Researchers discover new phase of boron nitride and a new way to create pure c-BN February 5th, 2016

Possible Futures

Graphene is strong, but is it tough? Berkeley Lab scientists find that polycrystalline graphene is not very resistant to fracture February 7th, 2016

Scientists take key step toward custom-made nanoscale chemical factories: Berkeley Lab researchers part of team that creates new function in tiny protein shell structures February 6th, 2016

Discovery of the specific properties of graphite-based carbon materials February 6th, 2016

Hepatitis virus-like particles as potential cancer treatment February 5th, 2016

Announcements

Graphene is strong, but is it tough? Berkeley Lab scientists find that polycrystalline graphene is not very resistant to fracture February 7th, 2016

Lithium battery catalyst found to harm key soil microorganism February 7th, 2016

Scientists take key step toward custom-made nanoscale chemical factories: Berkeley Lab researchers part of team that creates new function in tiny protein shell structures February 6th, 2016

Discovery of the specific properties of graphite-based carbon materials February 6th, 2016

Alliances/Trade associations/Partnerships/Distributorships

Vesper Collaborates with GLOBALFOUNDRIES to Deliver First Piezoelectric MEMS Microphones: Acoustic sensing company works with top foundry to support mass-market consumer products January 21st, 2016

Imec and Cloudtag Collaborate on High Quality Frictionless Wearables for Lifestyle Coaching: Next-generation health and fitness tracker Cloudtag TrackTM launched at CES 2016 January 7th, 2016

Technical partnership at the top Oxford Instruments and Zurich Instruments announce a technical collaboration for low temperature physics January 7th, 2016

Production of Graphene Oxide Nanosheets to Economize Fuel Cells January 1st, 2016

Quantum nanoscience

Spin dynamics in an atomically thin semi-conductor February 1st, 2016

New record in nanoelectronics at ultralow temperatures January 28th, 2016

Leti to Host Workshop on New Photonics Applications During SPIE Photonics West: Researchers also Will Present Four Invited Papers At Feb. 13-18 Conference, 14 Papers, Overall January 25th, 2016

Mechanical quanta see the light January 20th, 2016

NanoNews-Digest
The latest news from around the world, FREE

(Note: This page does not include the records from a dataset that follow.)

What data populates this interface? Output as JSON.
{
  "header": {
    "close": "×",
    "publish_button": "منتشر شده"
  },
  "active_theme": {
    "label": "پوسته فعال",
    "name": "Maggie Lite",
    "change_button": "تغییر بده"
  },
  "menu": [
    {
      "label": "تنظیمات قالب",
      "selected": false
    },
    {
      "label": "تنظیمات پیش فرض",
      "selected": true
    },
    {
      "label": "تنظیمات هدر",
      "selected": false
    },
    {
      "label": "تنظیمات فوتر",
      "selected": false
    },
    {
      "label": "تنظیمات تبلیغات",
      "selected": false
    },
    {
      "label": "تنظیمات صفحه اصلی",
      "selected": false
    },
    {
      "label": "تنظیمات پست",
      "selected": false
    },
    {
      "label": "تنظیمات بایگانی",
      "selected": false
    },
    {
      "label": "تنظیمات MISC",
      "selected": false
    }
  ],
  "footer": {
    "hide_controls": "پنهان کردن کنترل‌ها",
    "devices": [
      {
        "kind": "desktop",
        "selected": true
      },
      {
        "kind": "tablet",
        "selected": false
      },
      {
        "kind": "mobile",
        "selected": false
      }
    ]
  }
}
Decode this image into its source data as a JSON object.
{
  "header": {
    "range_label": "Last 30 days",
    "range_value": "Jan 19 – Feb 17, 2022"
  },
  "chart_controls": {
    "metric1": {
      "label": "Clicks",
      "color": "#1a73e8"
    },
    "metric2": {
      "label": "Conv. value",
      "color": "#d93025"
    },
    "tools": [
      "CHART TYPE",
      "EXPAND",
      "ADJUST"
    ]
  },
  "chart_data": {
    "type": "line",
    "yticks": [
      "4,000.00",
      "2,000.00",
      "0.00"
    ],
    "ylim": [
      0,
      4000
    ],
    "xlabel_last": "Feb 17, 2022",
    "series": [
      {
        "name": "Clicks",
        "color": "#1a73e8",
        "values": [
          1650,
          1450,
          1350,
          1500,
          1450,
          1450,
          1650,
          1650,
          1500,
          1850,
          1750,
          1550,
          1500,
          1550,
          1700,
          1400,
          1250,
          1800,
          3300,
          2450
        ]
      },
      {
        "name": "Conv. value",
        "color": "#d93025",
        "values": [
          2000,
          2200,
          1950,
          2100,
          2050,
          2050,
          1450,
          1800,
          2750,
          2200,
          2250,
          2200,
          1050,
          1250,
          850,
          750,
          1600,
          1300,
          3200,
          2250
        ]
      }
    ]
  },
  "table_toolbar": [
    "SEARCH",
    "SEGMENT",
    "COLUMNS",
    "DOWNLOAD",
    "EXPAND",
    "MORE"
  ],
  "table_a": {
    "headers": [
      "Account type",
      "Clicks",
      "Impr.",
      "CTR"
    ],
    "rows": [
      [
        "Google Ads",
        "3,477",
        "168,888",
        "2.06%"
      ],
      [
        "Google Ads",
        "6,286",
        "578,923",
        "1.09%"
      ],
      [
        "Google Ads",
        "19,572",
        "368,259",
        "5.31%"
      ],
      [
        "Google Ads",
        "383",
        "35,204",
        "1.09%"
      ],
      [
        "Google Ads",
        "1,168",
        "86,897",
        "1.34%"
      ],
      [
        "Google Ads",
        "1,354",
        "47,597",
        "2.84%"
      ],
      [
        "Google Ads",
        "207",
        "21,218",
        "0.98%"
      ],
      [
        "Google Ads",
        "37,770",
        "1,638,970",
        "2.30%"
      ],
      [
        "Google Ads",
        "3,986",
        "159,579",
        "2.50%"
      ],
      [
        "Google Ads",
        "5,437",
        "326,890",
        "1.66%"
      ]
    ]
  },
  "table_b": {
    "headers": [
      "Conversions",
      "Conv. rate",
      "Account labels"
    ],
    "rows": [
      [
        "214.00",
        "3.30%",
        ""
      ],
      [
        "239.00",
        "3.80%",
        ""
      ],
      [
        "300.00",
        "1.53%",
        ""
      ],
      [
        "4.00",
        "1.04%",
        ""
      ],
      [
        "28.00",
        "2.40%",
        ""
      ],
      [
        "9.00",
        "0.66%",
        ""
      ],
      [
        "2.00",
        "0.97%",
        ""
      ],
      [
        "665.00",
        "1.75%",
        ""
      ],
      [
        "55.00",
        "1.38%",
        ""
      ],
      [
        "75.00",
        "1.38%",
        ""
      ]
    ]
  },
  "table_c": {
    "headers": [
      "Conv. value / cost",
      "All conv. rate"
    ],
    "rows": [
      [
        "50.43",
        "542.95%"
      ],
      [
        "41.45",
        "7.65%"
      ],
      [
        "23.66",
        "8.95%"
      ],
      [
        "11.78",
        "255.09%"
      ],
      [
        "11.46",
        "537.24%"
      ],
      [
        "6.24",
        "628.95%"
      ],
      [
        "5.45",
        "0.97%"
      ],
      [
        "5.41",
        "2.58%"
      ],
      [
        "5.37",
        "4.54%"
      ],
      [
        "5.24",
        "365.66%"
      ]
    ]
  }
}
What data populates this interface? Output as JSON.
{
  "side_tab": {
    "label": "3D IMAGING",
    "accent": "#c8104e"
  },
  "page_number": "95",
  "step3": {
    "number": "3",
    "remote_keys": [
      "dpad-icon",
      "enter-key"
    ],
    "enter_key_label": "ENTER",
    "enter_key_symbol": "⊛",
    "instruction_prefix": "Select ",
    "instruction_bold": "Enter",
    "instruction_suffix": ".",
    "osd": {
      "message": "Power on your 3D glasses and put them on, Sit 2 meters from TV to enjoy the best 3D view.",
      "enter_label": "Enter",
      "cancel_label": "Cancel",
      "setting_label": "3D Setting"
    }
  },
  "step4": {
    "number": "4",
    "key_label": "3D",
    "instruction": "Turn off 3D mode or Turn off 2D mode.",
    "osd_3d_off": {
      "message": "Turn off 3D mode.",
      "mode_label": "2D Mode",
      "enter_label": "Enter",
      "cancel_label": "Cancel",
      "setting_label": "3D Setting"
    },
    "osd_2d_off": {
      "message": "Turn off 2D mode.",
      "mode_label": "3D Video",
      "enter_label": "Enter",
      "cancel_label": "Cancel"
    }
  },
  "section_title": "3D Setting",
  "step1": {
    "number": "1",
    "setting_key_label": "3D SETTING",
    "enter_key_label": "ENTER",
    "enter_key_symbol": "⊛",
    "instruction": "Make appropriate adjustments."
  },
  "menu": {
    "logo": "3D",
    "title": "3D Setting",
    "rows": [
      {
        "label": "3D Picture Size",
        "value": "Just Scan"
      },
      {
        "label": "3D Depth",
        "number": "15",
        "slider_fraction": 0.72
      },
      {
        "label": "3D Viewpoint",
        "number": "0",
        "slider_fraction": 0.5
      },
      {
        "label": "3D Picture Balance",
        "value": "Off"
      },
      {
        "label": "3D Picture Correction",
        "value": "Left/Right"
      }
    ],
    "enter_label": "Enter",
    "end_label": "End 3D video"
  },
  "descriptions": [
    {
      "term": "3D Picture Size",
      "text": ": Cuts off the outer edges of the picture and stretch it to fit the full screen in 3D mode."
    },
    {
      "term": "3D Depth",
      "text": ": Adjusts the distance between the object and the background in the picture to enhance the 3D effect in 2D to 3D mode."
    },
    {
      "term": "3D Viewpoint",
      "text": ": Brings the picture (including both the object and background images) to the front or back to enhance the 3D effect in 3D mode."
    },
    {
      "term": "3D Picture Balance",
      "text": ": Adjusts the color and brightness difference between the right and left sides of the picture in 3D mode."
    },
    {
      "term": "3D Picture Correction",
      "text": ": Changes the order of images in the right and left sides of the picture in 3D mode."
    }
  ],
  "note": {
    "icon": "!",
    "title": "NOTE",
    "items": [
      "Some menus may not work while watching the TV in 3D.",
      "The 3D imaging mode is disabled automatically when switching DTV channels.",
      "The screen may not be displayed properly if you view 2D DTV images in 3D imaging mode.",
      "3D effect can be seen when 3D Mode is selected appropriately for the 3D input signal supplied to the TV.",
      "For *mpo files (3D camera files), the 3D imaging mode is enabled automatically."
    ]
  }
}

  Premium Products
NanoNews-Custom
Only the news you want to read!
 Learn More
NanoTech-Transfer
University Technology Transfer & Patents
 Learn More
NanoStrategies
Full-service, expert consulting
 Learn More











ASP
Nanotechnology Now Featured Books




NNN

The Hunger Project







Car Brands
Buy website traffic